Assignment:
The full set of entries, reproduced exactly, is the expected answer.

[Web page and app entries]
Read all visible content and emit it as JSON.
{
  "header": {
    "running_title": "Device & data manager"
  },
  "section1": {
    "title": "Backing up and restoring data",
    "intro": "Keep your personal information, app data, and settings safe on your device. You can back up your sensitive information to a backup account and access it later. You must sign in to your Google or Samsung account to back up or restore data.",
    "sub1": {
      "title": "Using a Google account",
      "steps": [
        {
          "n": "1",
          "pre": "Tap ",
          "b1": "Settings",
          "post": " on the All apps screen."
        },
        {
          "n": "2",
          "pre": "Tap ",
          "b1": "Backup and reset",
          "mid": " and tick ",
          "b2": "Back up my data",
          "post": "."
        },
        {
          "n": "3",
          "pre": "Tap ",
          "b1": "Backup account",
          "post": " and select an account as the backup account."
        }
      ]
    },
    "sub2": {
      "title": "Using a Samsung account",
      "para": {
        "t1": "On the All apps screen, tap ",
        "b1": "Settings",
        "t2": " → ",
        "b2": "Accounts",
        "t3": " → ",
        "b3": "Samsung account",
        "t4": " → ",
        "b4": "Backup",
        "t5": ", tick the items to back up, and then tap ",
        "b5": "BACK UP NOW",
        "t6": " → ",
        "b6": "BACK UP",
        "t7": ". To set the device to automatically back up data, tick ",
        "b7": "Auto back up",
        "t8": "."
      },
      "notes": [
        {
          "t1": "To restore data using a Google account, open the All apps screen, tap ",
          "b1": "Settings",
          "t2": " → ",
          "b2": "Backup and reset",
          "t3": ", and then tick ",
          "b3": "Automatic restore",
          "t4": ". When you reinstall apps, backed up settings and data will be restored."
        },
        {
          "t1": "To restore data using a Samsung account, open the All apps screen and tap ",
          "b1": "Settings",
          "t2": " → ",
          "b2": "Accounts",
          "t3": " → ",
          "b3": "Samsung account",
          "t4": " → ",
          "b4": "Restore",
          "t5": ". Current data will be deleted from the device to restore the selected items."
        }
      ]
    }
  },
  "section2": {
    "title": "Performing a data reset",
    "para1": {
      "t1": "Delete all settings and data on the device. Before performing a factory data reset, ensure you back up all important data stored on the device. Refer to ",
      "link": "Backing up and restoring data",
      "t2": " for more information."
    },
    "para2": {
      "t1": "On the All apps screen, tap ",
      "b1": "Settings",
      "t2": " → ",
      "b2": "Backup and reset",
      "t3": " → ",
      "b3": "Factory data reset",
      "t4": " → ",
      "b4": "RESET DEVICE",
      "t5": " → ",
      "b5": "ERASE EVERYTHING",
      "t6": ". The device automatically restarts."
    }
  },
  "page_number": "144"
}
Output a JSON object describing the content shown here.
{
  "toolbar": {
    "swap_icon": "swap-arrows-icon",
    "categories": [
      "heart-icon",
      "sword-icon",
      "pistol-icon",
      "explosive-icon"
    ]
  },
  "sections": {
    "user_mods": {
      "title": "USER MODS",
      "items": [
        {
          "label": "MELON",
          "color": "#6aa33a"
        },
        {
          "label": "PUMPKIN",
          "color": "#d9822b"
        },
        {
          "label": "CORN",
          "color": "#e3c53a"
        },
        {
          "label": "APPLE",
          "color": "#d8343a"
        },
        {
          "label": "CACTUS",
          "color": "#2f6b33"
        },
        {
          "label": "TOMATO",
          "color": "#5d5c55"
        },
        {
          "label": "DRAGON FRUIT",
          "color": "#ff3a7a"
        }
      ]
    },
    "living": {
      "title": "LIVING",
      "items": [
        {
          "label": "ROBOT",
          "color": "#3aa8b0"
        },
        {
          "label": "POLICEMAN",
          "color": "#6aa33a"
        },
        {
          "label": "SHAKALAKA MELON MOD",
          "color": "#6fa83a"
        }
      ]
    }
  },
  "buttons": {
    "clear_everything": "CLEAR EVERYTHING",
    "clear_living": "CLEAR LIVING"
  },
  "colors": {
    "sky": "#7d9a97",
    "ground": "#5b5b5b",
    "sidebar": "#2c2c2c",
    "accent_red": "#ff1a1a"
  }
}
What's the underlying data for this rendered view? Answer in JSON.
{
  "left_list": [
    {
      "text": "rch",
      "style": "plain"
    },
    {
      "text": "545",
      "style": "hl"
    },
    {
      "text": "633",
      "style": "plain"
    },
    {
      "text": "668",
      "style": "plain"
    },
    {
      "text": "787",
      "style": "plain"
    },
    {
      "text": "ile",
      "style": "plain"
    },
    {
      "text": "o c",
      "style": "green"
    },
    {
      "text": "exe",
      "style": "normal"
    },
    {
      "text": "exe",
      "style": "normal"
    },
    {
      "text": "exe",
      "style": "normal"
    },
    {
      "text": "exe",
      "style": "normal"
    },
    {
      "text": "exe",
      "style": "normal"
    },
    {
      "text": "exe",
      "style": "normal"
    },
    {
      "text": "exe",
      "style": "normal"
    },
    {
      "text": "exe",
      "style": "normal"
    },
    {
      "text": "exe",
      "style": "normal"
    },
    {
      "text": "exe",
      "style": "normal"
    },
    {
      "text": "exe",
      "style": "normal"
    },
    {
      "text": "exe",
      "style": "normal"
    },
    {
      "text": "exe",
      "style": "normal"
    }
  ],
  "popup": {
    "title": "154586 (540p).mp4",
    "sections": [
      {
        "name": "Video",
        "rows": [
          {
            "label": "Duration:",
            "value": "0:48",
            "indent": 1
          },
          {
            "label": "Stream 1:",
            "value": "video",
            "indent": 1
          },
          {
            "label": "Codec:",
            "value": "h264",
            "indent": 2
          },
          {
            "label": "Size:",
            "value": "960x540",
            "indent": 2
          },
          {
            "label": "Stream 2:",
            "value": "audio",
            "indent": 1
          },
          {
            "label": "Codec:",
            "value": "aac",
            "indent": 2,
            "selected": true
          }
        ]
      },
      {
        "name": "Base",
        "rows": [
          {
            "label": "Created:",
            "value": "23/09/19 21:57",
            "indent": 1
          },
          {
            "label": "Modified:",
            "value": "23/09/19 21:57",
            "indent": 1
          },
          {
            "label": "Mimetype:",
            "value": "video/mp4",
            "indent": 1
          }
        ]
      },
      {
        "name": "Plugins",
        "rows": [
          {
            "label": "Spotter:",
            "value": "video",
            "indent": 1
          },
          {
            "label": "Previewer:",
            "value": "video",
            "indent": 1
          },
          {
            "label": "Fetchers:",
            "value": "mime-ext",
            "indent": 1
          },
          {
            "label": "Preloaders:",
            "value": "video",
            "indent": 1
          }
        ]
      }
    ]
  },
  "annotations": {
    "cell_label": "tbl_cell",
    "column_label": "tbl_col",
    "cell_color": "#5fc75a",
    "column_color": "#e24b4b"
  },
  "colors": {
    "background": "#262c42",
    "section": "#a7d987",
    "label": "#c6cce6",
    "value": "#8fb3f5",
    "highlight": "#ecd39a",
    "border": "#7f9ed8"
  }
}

Task solution:
Read all visible content and emit it as JSON.
{
  "header": {
    "running_title": "Device & data manager"
  },
  "section1": {
    "title": "Backing up and restoring data",
    "intro": "Keep your personal information, app data, and settings safe on your device. You can back up your sensitive information to a backup account and access it later. You must sign in to your Google or Samsung account to back up or restore data.",
    "sub1": {
      "title": "Using a Google account",
      "steps": [
        {
          "n": "1",
          "pre": "Tap ",
          "b1": "Settings",
          "post": " on the All apps screen."
        },
        {
          "n": "2",
          "pre": "Tap ",
          "b1": "Backup and reset",
          "mid": " and tick ",
          "b2": "Back up my data",
          "post": "."
        },
        {
          "n": "3",
          "pre": "Tap ",
          "b1": "Backup account",
          "post": " and select an account as the backup account."
        }
      ]
    },
    "sub2": {
      "title": "Using a Samsung account",
      "para": {
        "t1": "On the All apps screen, tap ",
        "b1": "Settings",
        "t2": " → ",
        "b2": "Accounts",
        "t3": " → ",
        "b3": "Samsung account",
        "t4": " → ",
        "b4": "Backup",
        "t5": ", tick the items to back up, and then tap ",
        "b5": "BACK UP NOW",
        "t6": " → ",
        "b6": "BACK UP",
        "t7": ". To set the device to automatically back up data, tick ",
        "b7": "Auto back up",
        "t8": "."
      },
      "notes": [
        {
          "t1": "To restore data using a Google account, open the All apps screen, tap ",
          "b1": "Settings",
          "t2": " → ",
          "b2": "Backup and reset",
          "t3": ", and then tick ",
          "b3": "Automatic restore",
          "t4": ". When you reinstall apps, backed up settings and data will be restored."
        },
        {
          "t1": "To restore data using a Samsung account, open the All apps screen and tap ",
          "b1": "Settings",
          "t2": " → ",
          "b2": "Accounts",
          "t3": " → ",
          "b3": "Samsung account",
          "t4": " → ",
          "b4": "Restore",
          "t5": ". Current data will be deleted from the device to restore the selected items."
        }
      ]
    }
  },
  "section2": {
    "title": "Performing a data reset",
    "para1": {
      "t1": "Delete all settings and data on the device. Before performing a factory data reset, ensure you back up all important data stored on the device. Refer to ",
      "link": "Backing up and restoring data",
      "t2": " for more information."
    },
    "para2": {
      "t1": "On the All apps screen, tap ",
      "b1": "Settings",
      "t2": " → ",
      "b2": "Backup and reset",
      "t3": " → ",
      "b3": "Factory data reset",
      "t4": " → ",
      "b4": "RESET DEVICE",
      "t5": " → ",
      "b5": "ERASE EVERYTHING",
      "t6": ". The device automatically restarts."
    }
  },
  "page_number": "144"
}
Output a JSON object describing the content shown here.
{
  "toolbar": {
    "swap_icon": "swap-arrows-icon",
    "categories": [
      "heart-icon",
      "sword-icon",
      "pistol-icon",
      "explosive-icon"
    ]
  },
  "sections": {
    "user_mods": {
      "title": "USER MODS",
      "items": [
        {
          "label": "MELON",
          "color": "#6aa33a"
        },
        {
          "label": "PUMPKIN",
          "color": "#d9822b"
        },
        {
          "label": "CORN",
          "color": "#e3c53a"
        },
        {
          "label": "APPLE",
          "color": "#d8343a"
        },
        {
          "label": "CACTUS",
          "color": "#2f6b33"
        },
        {
          "label": "TOMATO",
          "color": "#5d5c55"
        },
        {
          "label": "DRAGON FRUIT",
          "color": "#ff3a7a"
        }
      ]
    },
    "living": {
      "title": "LIVING",
      "items": [
        {
          "label": "ROBOT",
          "color": "#3aa8b0"
        },
        {
          "label": "POLICEMAN",
          "color": "#6aa33a"
        },
        {
          "label": "SHAKALAKA MELON MOD",
          "color": "#6fa83a"
        }
      ]
    }
  },
  "buttons": {
    "clear_everything": "CLEAR EVERYTHING",
    "clear_living": "CLEAR LIVING"
  },
  "colors": {
    "sky": "#7d9a97",
    "ground": "#5b5b5b",
    "sidebar": "#2c2c2c",
    "accent_red": "#ff1a1a"
  }
}
What's the underlying data for this rendered view? Answer in JSON.
{
  "left_list": [
    {
      "text": "rch",
      "style": "plain"
    },
    {
      "text": "545",
      "style": "hl"
    },
    {
      "text": "633",
      "style": "plain"
    },
    {
      "text": "668",
      "style": "plain"
    },
    {
      "text": "787",
      "style": "plain"
    },
    {
      "text": "ile",
      "style": "plain"
    },
    {
      "text": "o c",
      "style": "green"
    },
    {
      "text": "exe",
      "style": "normal"
    },
    {
      "text": "exe",
      "style": "normal"
    },
    {
      "text": "exe",
      "style": "normal"
    },
    {
      "text": "exe",
      "style": "normal"
    },
    {
      "text": "exe",
      "style": "normal"
    },
    {
      "text": "exe",
      "style": "normal"
    },
    {
      "text": "exe",
      "style": "normal"
    },
    {
      "text": "exe",
      "style": "normal"
    },
    {
      "text": "exe",
      "style": "normal"
    },
    {
      "text": "exe",
      "style": "normal"
    },
    {
      "text": "exe",
      "style": "normal"
    },
    {
      "text": "exe",
      "style": "normal"
    },
    {
      "text": "exe",
      "style": "normal"
    }
  ],
  "popup": {
    "title": "154586 (540p).mp4",
    "sections": [
      {
        "name": "Video",
        "rows": [
          {
            "label": "Duration:",
            "value": "0:48",
            "indent": 1
          },
          {
            "label": "Stream 1:",
            "value": "video",
            "indent": 1
          },
          {
            "label": "Codec:",
            "value": "h264",
            "indent": 2
          },
          {
            "label": "Size:",
            "value": "960x540",
            "indent": 2
          },
          {
            "label": "Stream 2:",
            "value": "audio",
            "indent": 1
          },
          {
            "label": "Codec:",
            "value": "aac",
            "indent": 2,
            "selected": true
          }
        ]
      },
      {
        "name": "Base",
        "rows": [
          {
            "label": "Created:",
            "value": "23/09/19 21:57",
            "indent": 1
          },
          {
            "label": "Modified:",
            "value": "23/09/19 21:57",
            "indent": 1
          },
          {
            "label": "Mimetype:",
            "value": "video/mp4",
            "indent": 1
          }
        ]
      },
      {
        "name": "Plugins",
        "rows": [
          {
            "label": "Spotter:",
            "value": "video",
            "indent": 1
          },
          {
            "label": "Previewer:",
            "value": "video",
            "indent": 1
          },
          {
            "label": "Fetchers:",
            "value": "mime-ext",
            "indent": 1
          },
          {
            "label": "Preloaders:",
            "value": "video",
            "indent": 1
          }
        ]
      }
    ]
  },
  "annotations": {
    "cell_label": "tbl_cell",
    "column_label": "tbl_col",
    "cell_color": "#5fc75a",
    "column_color": "#e24b4b"
  },
  "colors": {
    "background": "#262c42",
    "section": "#a7d987",
    "label": "#c6cce6",
    "value": "#8fb3f5",
    "highlight": "#ecd39a",
    "border": "#7f9ed8"
  }
}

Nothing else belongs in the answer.